"Still Alice" is a beautifully written, heartbreaking novel about the devastating affect Alzheimer's has on its victims and their families. Author Lisa Genova's choice of Alice - young, in shape, and intelligent (she's a Psychiatry Professor at Harvard) - shows that Alzheimer's can strike anyone, not just the elderly. The book is written from Alice's viewpoint, but Genova does a good job of showing the affect of Alzheimer's not only on Alice, but how her family (John, and their children - Anna, Tom, and Lydia) struggle with the changes in Alice. Genova does an excellent job of describing what is going on in Alice's head as the dementia increases. In fact, Genova does such a good job that I sometimes forgot the book was fiction and not about a real person.

"Still Alice" takes place over a relatively short period of time (September 2002 to September 2005) and it is frightening how fast the Alzheimer's takes over Alice. Genova skillfully captures the bewilderment Alice feels and there are some moments in the book that are very moving - especially a moment involving a black rug and a moment involving a message a healthier Alice left for a sicker Alice. The reaction of Alice's family as they deal not only with her having Alzheimer's but the fact that her children may inherit the disease is very realistic. Inevitably, of course, life goes on and Genova expertly shows Alice's family as they move on with their lives, even if readers won't always agree with their actions. If I have any quibble with the book, it's that it is one chapter too long - the second to last chapter ended on a poignant note and I think Genova should have stopped the book there.

"Still Alice" is a moving tale about the devastating affect Alzheimer's can have on a family. (A portion of the sale of each novel will go to the Alzheimer's Association.)

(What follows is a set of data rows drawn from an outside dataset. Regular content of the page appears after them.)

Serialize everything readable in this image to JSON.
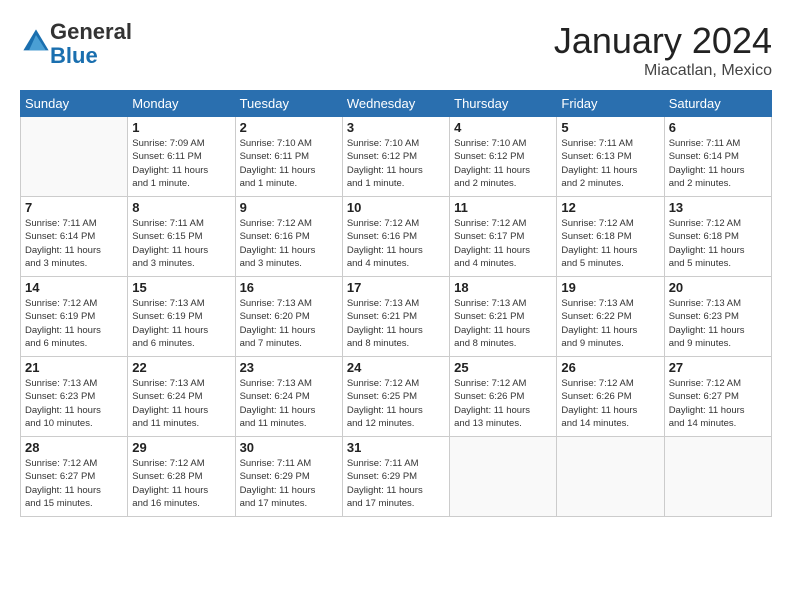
{
  "logo": {
    "general": "General",
    "blue": "Blue"
  },
  "title": "January 2024",
  "location": "Miacatlan, Mexico",
  "headers": [
    "Sunday",
    "Monday",
    "Tuesday",
    "Wednesday",
    "Thursday",
    "Friday",
    "Saturday"
  ],
  "weeks": [
    [
      {
        "day": "",
        "info": ""
      },
      {
        "day": "1",
        "info": "Sunrise: 7:09 AM\nSunset: 6:11 PM\nDaylight: 11 hours\nand 1 minute."
      },
      {
        "day": "2",
        "info": "Sunrise: 7:10 AM\nSunset: 6:11 PM\nDaylight: 11 hours\nand 1 minute."
      },
      {
        "day": "3",
        "info": "Sunrise: 7:10 AM\nSunset: 6:12 PM\nDaylight: 11 hours\nand 1 minute."
      },
      {
        "day": "4",
        "info": "Sunrise: 7:10 AM\nSunset: 6:12 PM\nDaylight: 11 hours\nand 2 minutes."
      },
      {
        "day": "5",
        "info": "Sunrise: 7:11 AM\nSunset: 6:13 PM\nDaylight: 11 hours\nand 2 minutes."
      },
      {
        "day": "6",
        "info": "Sunrise: 7:11 AM\nSunset: 6:14 PM\nDaylight: 11 hours\nand 2 minutes."
      }
    ],
    [
      {
        "day": "7",
        "info": "Sunrise: 7:11 AM\nSunset: 6:14 PM\nDaylight: 11 hours\nand 3 minutes."
      },
      {
        "day": "8",
        "info": "Sunrise: 7:11 AM\nSunset: 6:15 PM\nDaylight: 11 hours\nand 3 minutes."
      },
      {
        "day": "9",
        "info": "Sunrise: 7:12 AM\nSunset: 6:16 PM\nDaylight: 11 hours\nand 3 minutes."
      },
      {
        "day": "10",
        "info": "Sunrise: 7:12 AM\nSunset: 6:16 PM\nDaylight: 11 hours\nand 4 minutes."
      },
      {
        "day": "11",
        "info": "Sunrise: 7:12 AM\nSunset: 6:17 PM\nDaylight: 11 hours\nand 4 minutes."
      },
      {
        "day": "12",
        "info": "Sunrise: 7:12 AM\nSunset: 6:18 PM\nDaylight: 11 hours\nand 5 minutes."
      },
      {
        "day": "13",
        "info": "Sunrise: 7:12 AM\nSunset: 6:18 PM\nDaylight: 11 hours\nand 5 minutes."
      }
    ],
    [
      {
        "day": "14",
        "info": "Sunrise: 7:12 AM\nSunset: 6:19 PM\nDaylight: 11 hours\nand 6 minutes."
      },
      {
        "day": "15",
        "info": "Sunrise: 7:13 AM\nSunset: 6:19 PM\nDaylight: 11 hours\nand 6 minutes."
      },
      {
        "day": "16",
        "info": "Sunrise: 7:13 AM\nSunset: 6:20 PM\nDaylight: 11 hours\nand 7 minutes."
      },
      {
        "day": "17",
        "info": "Sunrise: 7:13 AM\nSunset: 6:21 PM\nDaylight: 11 hours\nand 8 minutes."
      },
      {
        "day": "18",
        "info": "Sunrise: 7:13 AM\nSunset: 6:21 PM\nDaylight: 11 hours\nand 8 minutes."
      },
      {
        "day": "19",
        "info": "Sunrise: 7:13 AM\nSunset: 6:22 PM\nDaylight: 11 hours\nand 9 minutes."
      },
      {
        "day": "20",
        "info": "Sunrise: 7:13 AM\nSunset: 6:23 PM\nDaylight: 11 hours\nand 9 minutes."
      }
    ],
    [
      {
        "day": "21",
        "info": "Sunrise: 7:13 AM\nSunset: 6:23 PM\nDaylight: 11 hours\nand 10 minutes."
      },
      {
        "day": "22",
        "info": "Sunrise: 7:13 AM\nSunset: 6:24 PM\nDaylight: 11 hours\nand 11 minutes."
      },
      {
        "day": "23",
        "info": "Sunrise: 7:13 AM\nSunset: 6:24 PM\nDaylight: 11 hours\nand 11 minutes."
      },
      {
        "day": "24",
        "info": "Sunrise: 7:12 AM\nSunset: 6:25 PM\nDaylight: 11 hours\nand 12 minutes."
      },
      {
        "day": "25",
        "info": "Sunrise: 7:12 AM\nSunset: 6:26 PM\nDaylight: 11 hours\nand 13 minutes."
      },
      {
        "day": "26",
        "info": "Sunrise: 7:12 AM\nSunset: 6:26 PM\nDaylight: 11 hours\nand 14 minutes."
      },
      {
        "day": "27",
        "info": "Sunrise: 7:12 AM\nSunset: 6:27 PM\nDaylight: 11 hours\nand 14 minutes."
      }
    ],
    [
      {
        "day": "28",
        "info": "Sunrise: 7:12 AM\nSunset: 6:27 PM\nDaylight: 11 hours\nand 15 minutes."
      },
      {
        "day": "29",
        "info": "Sunrise: 7:12 AM\nSunset: 6:28 PM\nDaylight: 11 hours\nand 16 minutes."
      },
      {
        "day": "30",
        "info": "Sunrise: 7:11 AM\nSunset: 6:29 PM\nDaylight: 11 hours\nand 17 minutes."
      },
      {
        "day": "31",
        "info": "Sunrise: 7:11 AM\nSunset: 6:29 PM\nDaylight: 11 hours\nand 17 minutes."
      },
      {
        "day": "",
        "info": ""
      },
      {
        "day": "",
        "info": ""
      },
      {
        "day": "",
        "info": ""
      }
    ]
  ]
}
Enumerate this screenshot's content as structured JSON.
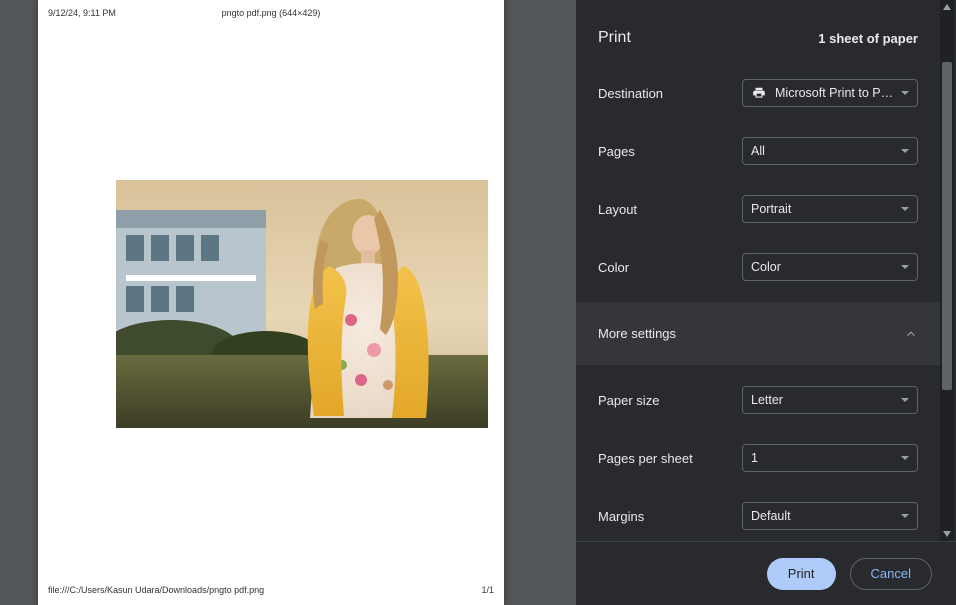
{
  "header": {
    "title": "Print",
    "sheet_info": "1 sheet of paper"
  },
  "preview": {
    "datetime": "9/12/24, 9:11 PM",
    "filename_dims": "pngto pdf.png (644×429)",
    "footer_path": "file:///C:/Users/Kasun Udara/Downloads/pngto pdf.png",
    "footer_page": "1/1"
  },
  "settings": {
    "destination": {
      "label": "Destination",
      "value": "Microsoft Print to PDF"
    },
    "pages": {
      "label": "Pages",
      "value": "All"
    },
    "layout": {
      "label": "Layout",
      "value": "Portrait"
    },
    "color": {
      "label": "Color",
      "value": "Color"
    },
    "more_settings_label": "More settings",
    "paper_size": {
      "label": "Paper size",
      "value": "Letter"
    },
    "pages_per_sheet": {
      "label": "Pages per sheet",
      "value": "1"
    },
    "margins": {
      "label": "Margins",
      "value": "Default"
    }
  },
  "buttons": {
    "print": "Print",
    "cancel": "Cancel"
  }
}
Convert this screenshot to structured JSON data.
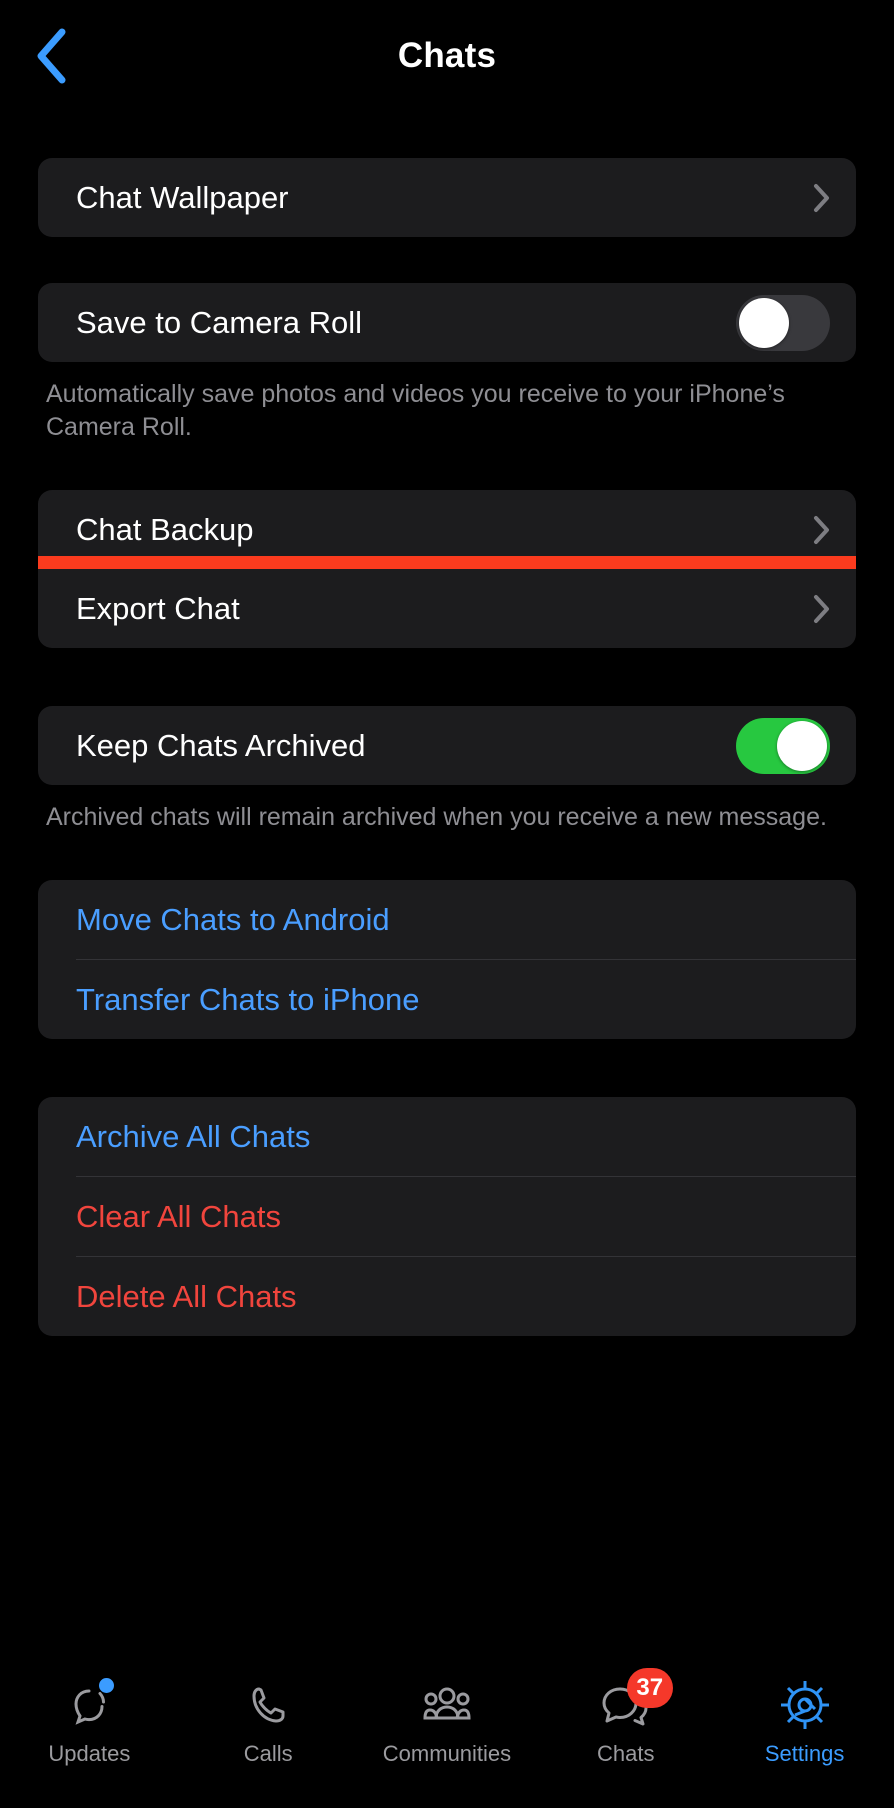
{
  "navbar": {
    "back_icon": "chevron-left-icon",
    "title": "Chats",
    "back_color": "#3b9cff"
  },
  "sections": [
    {
      "id": "wallpaper",
      "rows": [
        {
          "label": "Chat Wallpaper",
          "type": "disclosure",
          "name": "chat-wallpaper"
        }
      ]
    },
    {
      "id": "camera-roll",
      "rows": [
        {
          "label": "Save to Camera Roll",
          "type": "toggle",
          "value": "off",
          "name": "save-to-camera-roll"
        }
      ],
      "footnote": "Automatically save photos and videos you receive to your iPhone’s Camera Roll."
    },
    {
      "id": "backup-export",
      "rows": [
        {
          "label": "Chat Backup",
          "type": "disclosure",
          "name": "chat-backup"
        },
        {
          "label": "Export Chat",
          "type": "disclosure",
          "name": "export-chat",
          "highlighted": true
        }
      ]
    },
    {
      "id": "archive",
      "rows": [
        {
          "label": "Keep Chats Archived",
          "type": "toggle",
          "value": "on",
          "name": "keep-chats-archived"
        }
      ],
      "footnote": "Archived chats will remain archived when you receive a new message."
    },
    {
      "id": "transfer",
      "rows": [
        {
          "label": "Move Chats to Android",
          "type": "link",
          "name": "move-chats-to-android"
        },
        {
          "label": "Transfer Chats to iPhone",
          "type": "link",
          "name": "transfer-chats-to-iphone"
        }
      ]
    },
    {
      "id": "bulk-actions",
      "rows": [
        {
          "label": "Archive All Chats",
          "type": "link",
          "name": "archive-all-chats"
        },
        {
          "label": "Clear All Chats",
          "type": "destructive",
          "name": "clear-all-chats"
        },
        {
          "label": "Delete All Chats",
          "type": "destructive",
          "name": "delete-all-chats"
        }
      ]
    }
  ],
  "labels": {
    "chat_wallpaper": "Chat Wallpaper",
    "save_to_camera_roll": "Save to Camera Roll",
    "camera_roll_footnote": "Automatically save photos and videos you receive to your iPhone’s Camera Roll.",
    "chat_backup": "Chat Backup",
    "export_chat": "Export Chat",
    "keep_chats_archived": "Keep Chats Archived",
    "archived_footnote": "Archived chats will remain archived when you receive a new message.",
    "move_chats_to_android": "Move Chats to Android",
    "transfer_chats_to_iphone": "Transfer Chats to iPhone",
    "archive_all_chats": "Archive All Chats",
    "clear_all_chats": "Clear All Chats",
    "delete_all_chats": "Delete All Chats"
  },
  "tabbar": {
    "items": [
      {
        "label": "Updates",
        "icon": "updates-icon",
        "active": false,
        "dot": true
      },
      {
        "label": "Calls",
        "icon": "phone-icon",
        "active": false
      },
      {
        "label": "Communities",
        "icon": "communities-icon",
        "active": false
      },
      {
        "label": "Chats",
        "icon": "chat-bubbles-icon",
        "active": false,
        "badge": "37"
      },
      {
        "label": "Settings",
        "icon": "gear-icon",
        "active": true
      }
    ]
  },
  "colors": {
    "background": "#000000",
    "group": "#1c1c1e",
    "accent_blue": "#4a9eff",
    "destructive_red": "#f1453d",
    "toggle_on_green": "#27c840",
    "toggle_off_gray": "#39393d",
    "highlight_orange_red": "#fb3b1e",
    "badge_red": "#f5382a",
    "footnote_gray": "#8e8e93"
  },
  "highlight": {
    "target": "Export Chat",
    "color": "#fb3b1e"
  }
}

Disclosure of Material Connection: I received this book for free. I was not required to write a positive review. The opinions I have expressed are my own. I am disclosing this in accordance with the Federal Trade Commission's 16 CFR, Part 255: "Guides Concerning the Use of Endorsements and Testimonials in Advertising."